If you are happy with your care, if your symptoms are getting better and you feel hopeful for the future, then you are all set.  But if you don’t feel like you are making progress or you are not satisfied with your care, you might be wondering what to do next.

Once treatment starts, you should stay an active player in your care.

Let these three signs of quality care guide you. You can refer to them if you are in treatment, especially if you are not happy with your progress or before you begin to work with a provider. They don’t all have to be present for you to know the treatment you are getting is high-quality. But they each will improve your chances of getting the care you deserve.

#1: You’re involved in your care

If you have ever been diagnosed with a medical condition, your provider probably told you your treatment options, and you worked together—perhaps with your family—to decide on the care that was right for you.
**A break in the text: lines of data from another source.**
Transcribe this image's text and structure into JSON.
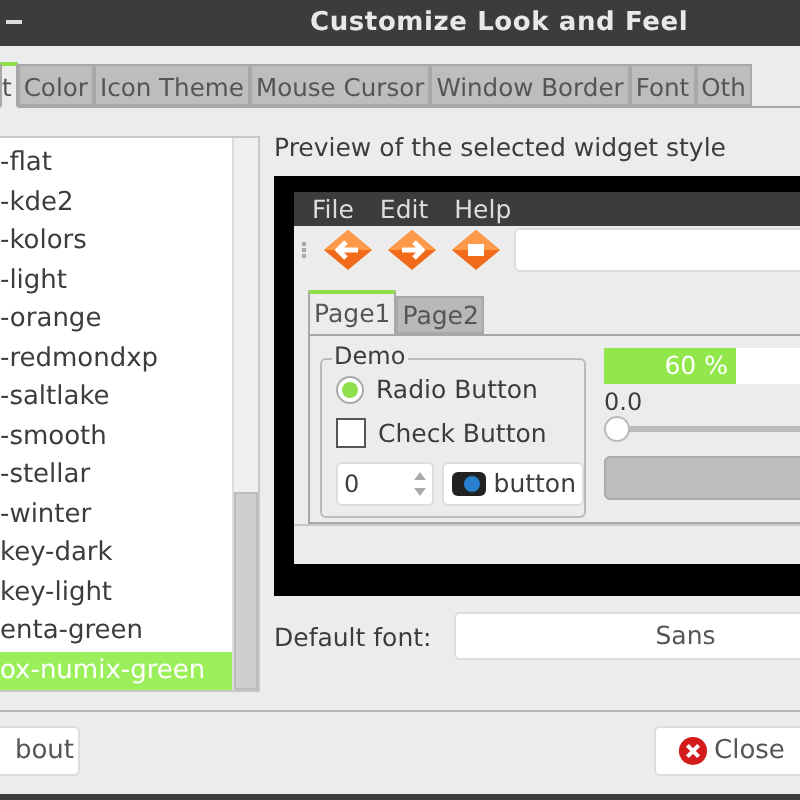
{
  "window": {
    "title": "Customize Look and Feel"
  },
  "tabs": [
    {
      "label": "t",
      "selected": true
    },
    {
      "label": "Color",
      "selected": false
    },
    {
      "label": "Icon Theme",
      "selected": false
    },
    {
      "label": "Mouse Cursor",
      "selected": false
    },
    {
      "label": "Window Border",
      "selected": false
    },
    {
      "label": "Font",
      "selected": false
    },
    {
      "label": "Oth",
      "selected": false
    }
  ],
  "themes": [
    {
      "name": "-flat",
      "selected": false
    },
    {
      "name": "-kde2",
      "selected": false
    },
    {
      "name": "-kolors",
      "selected": false
    },
    {
      "name": "-light",
      "selected": false
    },
    {
      "name": "-orange",
      "selected": false
    },
    {
      "name": "-redmondxp",
      "selected": false
    },
    {
      "name": "-saltlake",
      "selected": false
    },
    {
      "name": "-smooth",
      "selected": false
    },
    {
      "name": "-stellar",
      "selected": false
    },
    {
      "name": "-winter",
      "selected": false
    },
    {
      "name": "key-dark",
      "selected": false
    },
    {
      "name": "key-light",
      "selected": false
    },
    {
      "name": "enta-green",
      "selected": false
    },
    {
      "name": "ox-numix-green",
      "selected": true
    }
  ],
  "preview": {
    "label": "Preview of the selected widget style",
    "menu": [
      "File",
      "Edit",
      "Help"
    ],
    "tabs": [
      {
        "label": "Page1",
        "selected": true
      },
      {
        "label": "Page2",
        "selected": false
      }
    ],
    "demo_title": "Demo",
    "radio": {
      "label": "Radio Button",
      "checked": true
    },
    "check": {
      "label": "Check Button",
      "checked": false
    },
    "spin_value": "0",
    "button": "button",
    "progress": {
      "level": 0.6,
      "text": "60 %"
    },
    "slider": {
      "reading": "0.0",
      "level": 0
    }
  },
  "default_font": {
    "label": "Default font:",
    "value": "Sans"
  },
  "buttons": {
    "about": "bout",
    "close": "Close"
  }
}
Why should your mental health care be any different?

In the best case, your provider talks with you about the effective treatments that are available for PTSD—both psychotherapy (talk therapy) and medication (drug therapy). The two of you can then discuss what matters most to you, what your goals are, and which treatments match up with your likes and dislikes.

For example, if you are OK with the idea of talking about your trauma with a therapist, trauma-focused talk therapy would be a good fit. If you know that you’ll forget to take medications on a steady basis, drug therapy might not be the best choice for you.

Once treatment starts, you should stay an active player in your care. Depending on the treatment, that could mean doing some work on your own between appointments, or taking your medication as directed.

#2: You follow a proven treatment

There are a LOT of treatments available for PTSD, but evidence-based treatment has the best chance of working. Evidence-based treatment—both talk therapy and drug therapy—is treatment that has been proven to work for many people in multiple high-quality research studies.

Among evidence-based treatments, one type stands out: trauma-focused psychotherapy. It is the most effective PTSD treatment.

“Trauma-focused” means that the treatment focuses on the memory of the trauma or its meaning. There are different types of trauma-focused psychotherapy. Some names you might hear are Prolonged Exposure, Cognitive Processing Therapy and EMDR. In trauma-focused psychotherapy, you’ll meet with your provider once or twice a week for about 4 months. Treatment is time-limited.

Medication—drug therapy—also treats PTSD well. The evidence-based medications that have been shown to work best are sertraline (Zoloft), paroxetine (Paxil), fluoxetine (Prozac), and venlafaxine (Effexor). If you choose medication to treat PTSD, you’ll need to keep taking it for it to keep working.

There are other treatments available. If you are happy with a treatment we have not listed here, there is no need to change it. Sometimes people may choose a treatment that does not have a strong evidence base, and that treatment may be helpful.

But there is one type of treatment that does not help with PTSD symptoms and can in fact be harmful: benzodiazepines—or “benzos.” Some names you may have heard are alprazolam (Xanax), clonazepam (Klonopin), diazepam (Valium), lorazepam (Ativan), and temazepam (Restoril). Benzos are sometimes prescribed short-term to treat extreme anxiety, panic, or sleep problems.

In the long-term, though, they can be addictive, cause other mental health problems, and make talk therapy less effective. If you are taking benzos for PTSD, work with your provider about making a plan to stop. There are other treatments that are safer and more effective.

         LEARN MORE:

#3 Your progress is measured

Without checking your blood pressure or your weight, how would you know if your high blood pressure (hypertension) treatment or diet was working?  It’s the same with PTSD.

With the best PTSD treatment, your provider will monitor how you are doing. One way to do this is to have you fill out a brief questionnaire to measure your progress from time to time. Your provider will review the results with you, and discuss what they mean for your treatment. If you are not seeing the results you want, you and your provider can talk about other treatment options to try.

       LEARN MORE:

  • VA is using measurement-based care to track patients’ progress and make sure treatment is working.
  • Remember: Quality care for PTSD can take many forms. Seeking out these signs of good care in your PTSD treatment can keep you on the road to feeling better.


Get Updates

Subscribe to Receive
Email Updates